They are designed by different manufacturer with different spec, so I have no idea which one is better than the others strictly speaking. Except, I have owned Tamron G2 version before I finally sell it and buy the Sigma Sport version.
The 150-600mm is a compromised solution for a beginner like me. You can’t compare her optical performance with those prime lens selling over US $10,000 however it also gives you a reasonable reach (i.e. 600mm, or 900mm in my APS-C D500) that should be good enough for most birding situation.
I start using the Tamron G2 and I am happy with it. You can find my sharing in previous post. However after shooting thousands of image, I begin to realize that I am not satisfied with her sharpness. For pictures shooting from 500mm- 600mm, I need to set the aperture to f10 – f13 in order to get a clear image however that will hinder the shutter speed and ISO setting. After repeated checking, I am quite sure this is not a focusing issue but like what I heard from different user’s sharing that sharpness deterioration is “normal”.
Once I shoot with my friend(he is using D500 too), after comparing my photo taken by Tamron G2 and his Sigma SPORT, I find no excuse and finally make my decision. Again, I must admit the sharpness perception is very very subjective. Maybe it is me who cannot unleash the potential of Tamron G2 and if you find the Tamron G2 is sharp, that’s good, maybe I just got a bad copy……
Well, the Sigma SPORT builds like a tank and weighs like a tank. Like other Sigma renowned ART series lens, It is weather seal and most of her parts are made by metal. Most importantly, I feel satisfied with her optical performance, even in 600mm.
In my D500, the equivalent range becomes 900mm (600mmx 1.5) and most of the time I use it with tripod in order to maintain stability.
Even in a cloudy day, this lens gives me better chance to take a picture successfully.
Apart from birds, a 900mm (APS-C) lens enable me to shoot something far far away.
Those long zoom lens (e.g. 150-600mm) is a feasible option for a budgeted photographer like me.
Although their optical performance can’t compare with prime lens, they are good enough for general purpose.

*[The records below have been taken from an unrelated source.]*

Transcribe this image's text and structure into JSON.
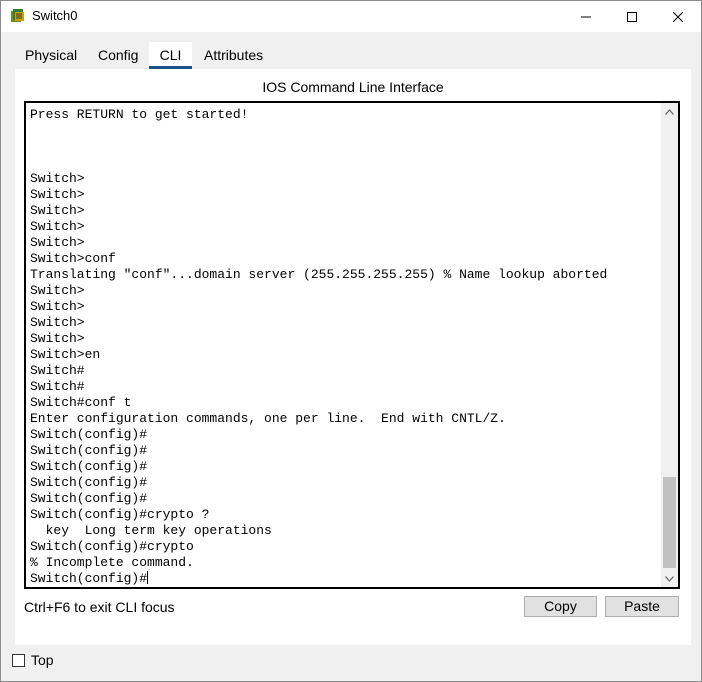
{
  "window": {
    "title": "Switch0",
    "controls": {
      "minimize": "minimize-icon",
      "maximize": "maximize-icon",
      "close": "close-icon"
    }
  },
  "tabs": [
    {
      "label": "Physical",
      "active": false
    },
    {
      "label": "Config",
      "active": false
    },
    {
      "label": "CLI",
      "active": true
    },
    {
      "label": "Attributes",
      "active": false
    }
  ],
  "panel": {
    "title": "IOS Command Line Interface",
    "terminal_lines": [
      "Press RETURN to get started!",
      "",
      "",
      "",
      "Switch>",
      "Switch>",
      "Switch>",
      "Switch>",
      "Switch>",
      "Switch>conf",
      "Translating \"conf\"...domain server (255.255.255.255) % Name lookup aborted",
      "Switch>",
      "Switch>",
      "Switch>",
      "Switch>",
      "Switch>en",
      "Switch#",
      "Switch#",
      "Switch#conf t",
      "Enter configuration commands, one per line.  End with CNTL/Z.",
      "Switch(config)#",
      "Switch(config)#",
      "Switch(config)#",
      "Switch(config)#",
      "Switch(config)#",
      "Switch(config)#crypto ?",
      "  key  Long term key operations",
      "Switch(config)#crypto",
      "% Incomplete command.",
      "Switch(config)#"
    ],
    "hint": "Ctrl+F6 to exit CLI focus",
    "copy_label": "Copy",
    "paste_label": "Paste"
  },
  "footer": {
    "top_label": "Top",
    "top_checked": false
  }
}
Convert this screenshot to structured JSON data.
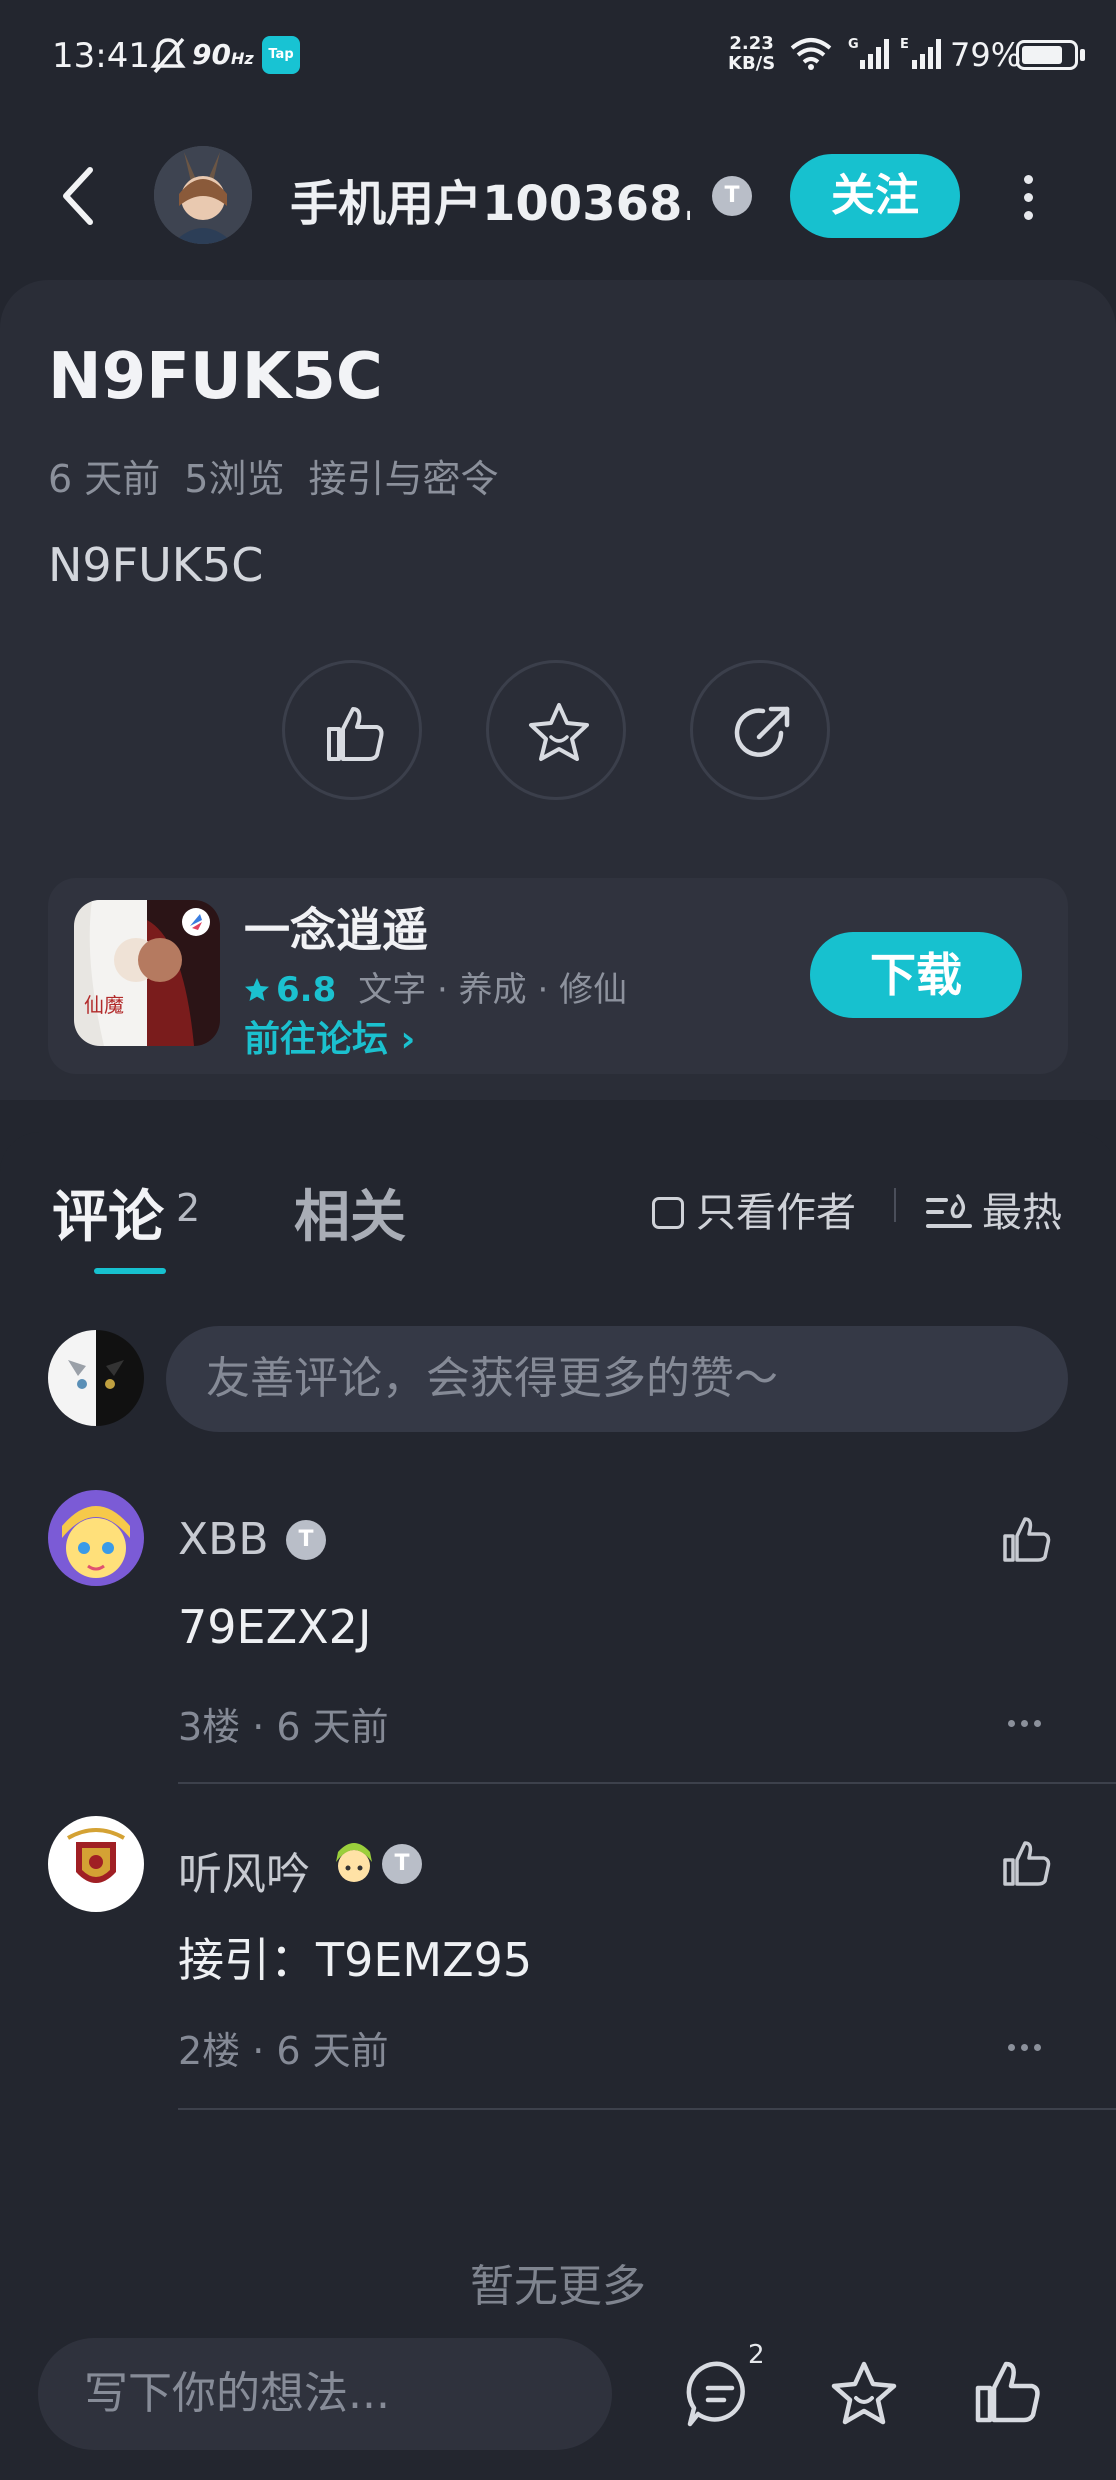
{
  "status_bar": {
    "time": "13:41",
    "refresh_rate": "90",
    "refresh_unit": "Hz",
    "tap_label": "Tap",
    "speed_value": "2.23",
    "speed_unit": "KB/S",
    "signal1_label": "G",
    "signal2_label": "E",
    "battery": "79%",
    "battery_level": 0.79
  },
  "header": {
    "author_name": "手机用户100368...",
    "level_badge": "T",
    "follow_label": "关注"
  },
  "post": {
    "title": "N9FUK5C",
    "meta": {
      "time_ago": "6 天前",
      "views": "5浏览",
      "category": "接引与密令"
    },
    "body": "N9FUK5C"
  },
  "game": {
    "name": "一念逍遥",
    "score": "6.8",
    "tags": "文字 · 养成 · 修仙",
    "forum_link": "前往论坛 ›",
    "download_label": "下载",
    "icon_text_left": "仙魔"
  },
  "comments_section": {
    "tab_comments": "评论",
    "comments_count": "2",
    "tab_related": "相关",
    "author_only": "只看作者",
    "sort_label": "最热",
    "input_placeholder": "友善评论，会获得更多的赞～",
    "items": [
      {
        "user": "XBB",
        "badge": "T",
        "text": "79EZX2J",
        "meta": "3楼 · 6 天前"
      },
      {
        "user": "听风吟",
        "badge": "T",
        "text": "接引：T9EMZ95",
        "meta": "2楼 · 6 天前"
      }
    ],
    "no_more": "暂无更多"
  },
  "bottom_bar": {
    "placeholder": "写下你的想法...",
    "comment_badge": "2"
  },
  "colors": {
    "accent": "#17c1cf",
    "background": "#23262f",
    "card": "#2a2d37"
  }
}
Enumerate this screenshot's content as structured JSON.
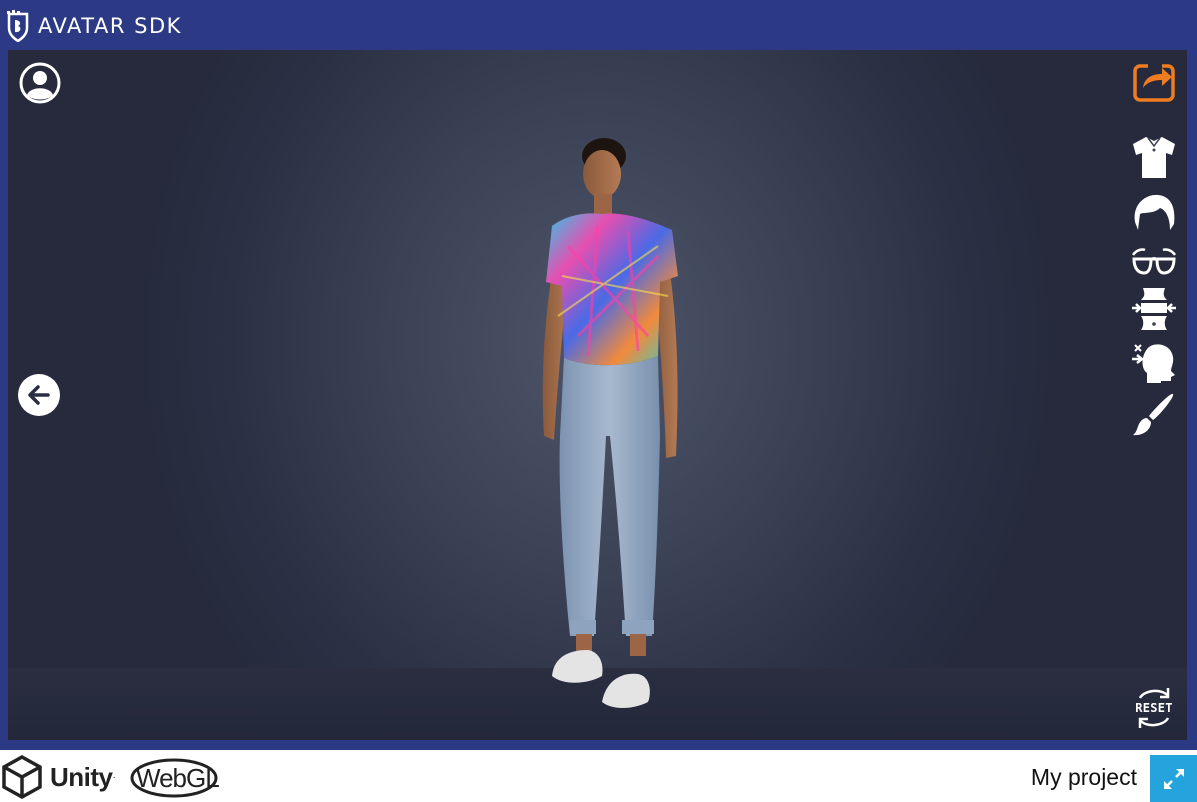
{
  "header": {
    "title": "AVATAR SDK",
    "logo_icon": "avatar-sdk-shield-logo"
  },
  "viewer": {
    "background": "#3c4256",
    "left_buttons": [
      {
        "icon": "user-profile-icon"
      },
      {
        "icon": "arrow-left-icon"
      }
    ],
    "right_toolbar": [
      {
        "icon": "share-icon",
        "color": "#f07c22"
      },
      {
        "icon": "shirt-icon"
      },
      {
        "icon": "hair-icon"
      },
      {
        "icon": "glasses-icon"
      },
      {
        "icon": "body-shape-icon"
      },
      {
        "icon": "head-shape-icon"
      },
      {
        "icon": "paint-brush-icon"
      }
    ],
    "reset_label": "RESET"
  },
  "footer": {
    "unity_label": "Unity",
    "webgl_label": "WebGL",
    "project_name": "My project",
    "fullscreen_icon": "fullscreen-icon"
  },
  "colors": {
    "frame": "#2c3a85",
    "accent": "#f07c22",
    "fullscreen": "#25a3dc"
  }
}
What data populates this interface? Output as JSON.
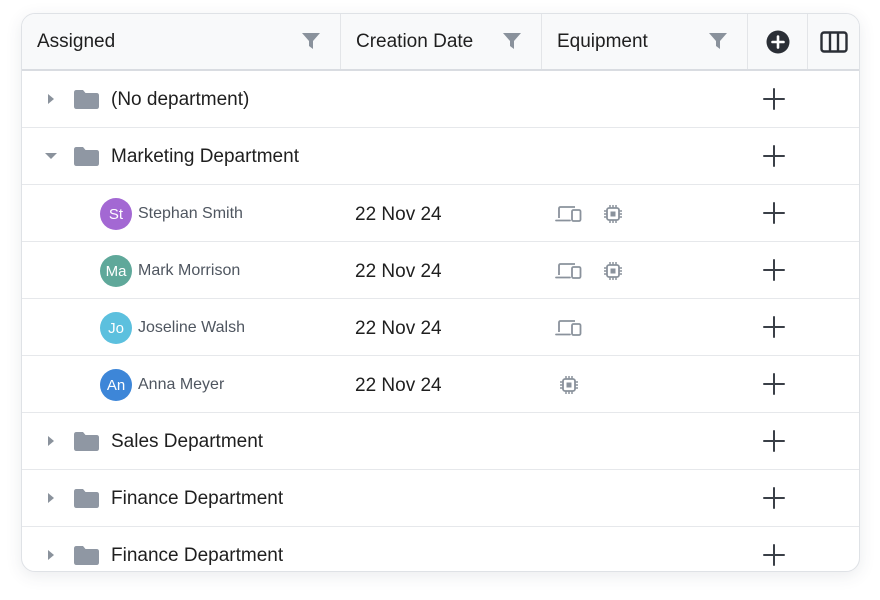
{
  "header": {
    "assigned_label": "Assigned",
    "date_label": "Creation Date",
    "equipment_label": "Equipment",
    "icons": [
      "filter-icon",
      "add-circle-icon",
      "columns-icon"
    ]
  },
  "rows": [
    {
      "type": "department",
      "label": "(No department)",
      "expanded": false
    },
    {
      "type": "department",
      "label": "Marketing Department",
      "expanded": true
    },
    {
      "type": "person",
      "initials": "St",
      "name": "Stephan Smith",
      "date": "22 Nov 24",
      "avatar_color": "#a368d3",
      "equipment": [
        "devices-icon",
        "chip-icon"
      ]
    },
    {
      "type": "person",
      "initials": "Ma",
      "name": "Mark Morrison",
      "date": "22 Nov 24",
      "avatar_color": "#5fa89a",
      "equipment": [
        "devices-icon",
        "chip-icon"
      ]
    },
    {
      "type": "person",
      "initials": "Jo",
      "name": "Joseline Walsh",
      "date": "22 Nov 24",
      "avatar_color": "#5cc0de",
      "equipment": [
        "devices-icon"
      ]
    },
    {
      "type": "person",
      "initials": "An",
      "name": "Anna Meyer",
      "date": "22 Nov 24",
      "avatar_color": "#3d86d8",
      "equipment": [
        "chip-icon"
      ]
    },
    {
      "type": "department",
      "label": "Sales Department",
      "expanded": false
    },
    {
      "type": "department",
      "label": "Finance Department",
      "expanded": false
    },
    {
      "type": "department",
      "label": "Finance Department",
      "expanded": false
    }
  ],
  "colors": {
    "icon_gray": "#8a929c",
    "header_bg": "#f8f9fa",
    "border": "#e6e8eb"
  }
}
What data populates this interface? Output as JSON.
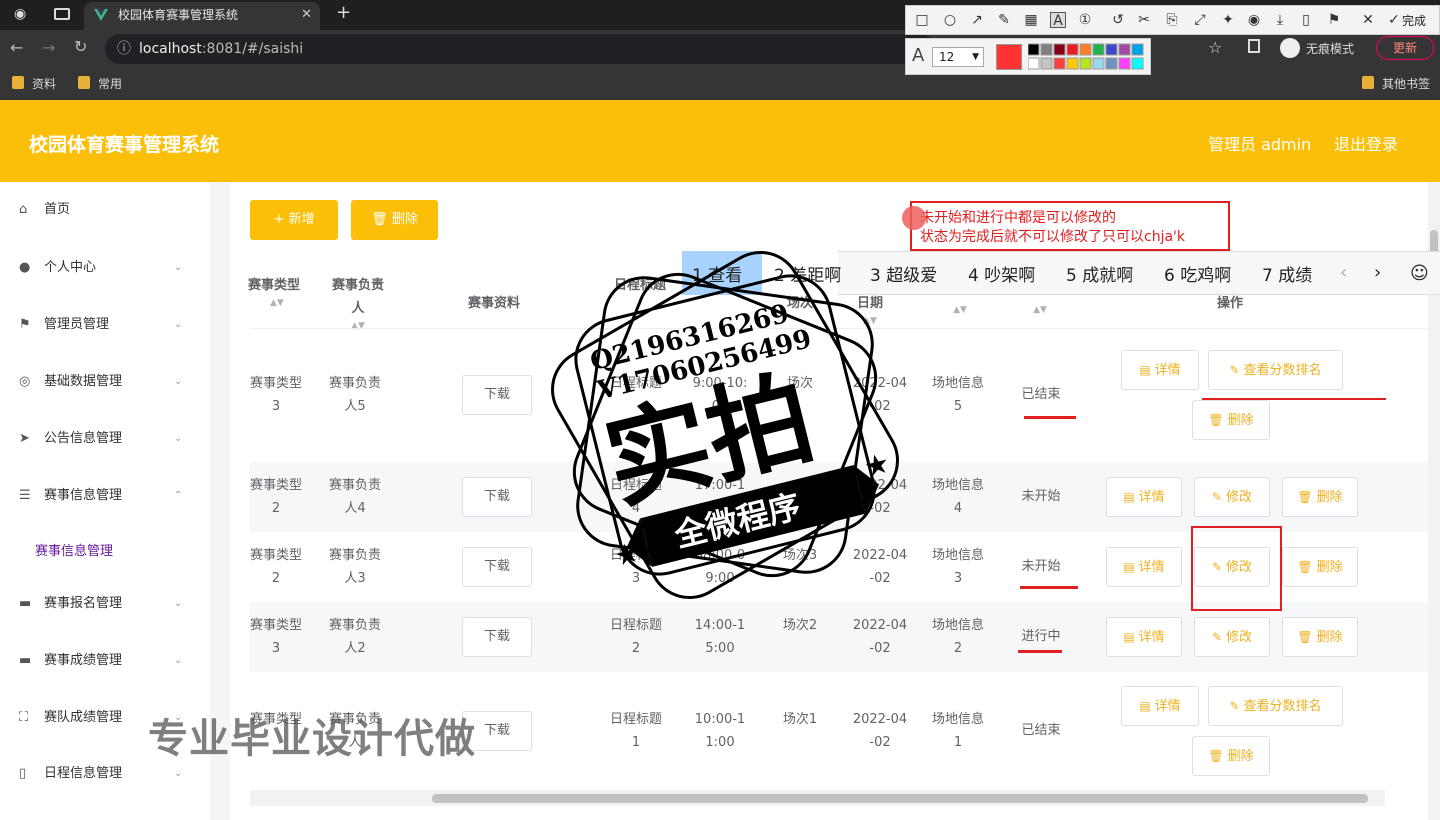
{
  "browser": {
    "tab_title": "校园体育赛事管理系统",
    "url_host": "localhost",
    "url_rest": ":8081/#/saishi",
    "bookmarks": [
      "资料",
      "常用"
    ],
    "bookmarks_right": "其他书签",
    "incognito_label": "无痕模式",
    "update_label": "更新",
    "done_label": "完成",
    "font_size_value": "12",
    "accent_color": "#fbbf08"
  },
  "header": {
    "title": "校园体育赛事管理系统",
    "admin_label": "管理员 admin",
    "logout_label": "退出登录"
  },
  "sidebar": {
    "items": [
      {
        "label": "首页"
      },
      {
        "label": "个人中心"
      },
      {
        "label": "管理员管理"
      },
      {
        "label": "基础数据管理"
      },
      {
        "label": "公告信息管理"
      },
      {
        "label": "赛事信息管理"
      },
      {
        "label": "赛事报名管理"
      },
      {
        "label": "赛事成绩管理"
      },
      {
        "label": "赛队成绩管理"
      },
      {
        "label": "日程信息管理"
      }
    ],
    "active_sub": "赛事信息管理"
  },
  "toolbar": {
    "add_label": "+ 新增",
    "delete_label": "删除"
  },
  "table": {
    "headers": {
      "type": "赛事类型",
      "owner": "赛事负责人",
      "material": "赛事资料",
      "schedule_title": "日程标题",
      "session": "场次",
      "date": "日期",
      "operation": "操作"
    },
    "rows": [
      {
        "type": "赛事类型3",
        "owner": "赛事负责人5",
        "download": "下载",
        "title": "日程标题",
        "time": "9:00-10:00",
        "session": "场次",
        "date": "2022-04-02",
        "venue": "场地信息5",
        "status": "已结束",
        "actions": [
          "详情",
          "查看分数排名",
          "删除"
        ]
      },
      {
        "type": "赛事类型2",
        "owner": "赛事负责人4",
        "download": "下载",
        "title": "日程标题4",
        "time": "17:00-1",
        "session": "",
        "date": "2022-04-02",
        "venue": "场地信息4",
        "status": "未开始",
        "actions": [
          "详情",
          "修改",
          "删除"
        ]
      },
      {
        "type": "赛事类型2",
        "owner": "赛事负责人3",
        "download": "下载",
        "title": "日程标题3",
        "time": "08:00-09:00",
        "session": "场次3",
        "date": "2022-04-02",
        "venue": "场地信息3",
        "status": "未开始",
        "actions": [
          "详情",
          "修改",
          "删除"
        ]
      },
      {
        "type": "赛事类型3",
        "owner": "赛事负责人2",
        "download": "下载",
        "title": "日程标题2",
        "time": "14:00-15:00",
        "session": "场次2",
        "date": "2022-04-02",
        "venue": "场地信息2",
        "status": "进行中",
        "actions": [
          "详情",
          "修改",
          "删除"
        ]
      },
      {
        "type": "赛事类型",
        "owner": "赛事负责人",
        "download": "下载",
        "title": "日程标题1",
        "time": "10:00-11:00",
        "session": "场次1",
        "date": "2022-04-02",
        "venue": "场地信息1",
        "status": "已结束",
        "actions": [
          "详情",
          "查看分数排名",
          "删除"
        ]
      }
    ]
  },
  "annotation": {
    "line1": "未开始和进行中都是可以修改的",
    "line2": "状态为完成后就不可以修改了只可以chja'k"
  },
  "ime_candidates": [
    "1 查看",
    "2 差距啊",
    "3 超级爱",
    "4 吵架啊",
    "5 成就啊",
    "6 吃鸡啊",
    "7 成绩"
  ],
  "watermark": {
    "qq": "Q2196316269",
    "vx": "V17060256499",
    "big": "实拍",
    "ribbon": "全微程序",
    "bottom": "专业毕业设计代做"
  }
}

In general, closer your subject, better will be the picture quality (my observation only). Even the longest tele-lens can’t give enough reach from time to time. So it is better to pay more effort to choose the best spot to shoot instead of chasing the best lens.
Source of photos: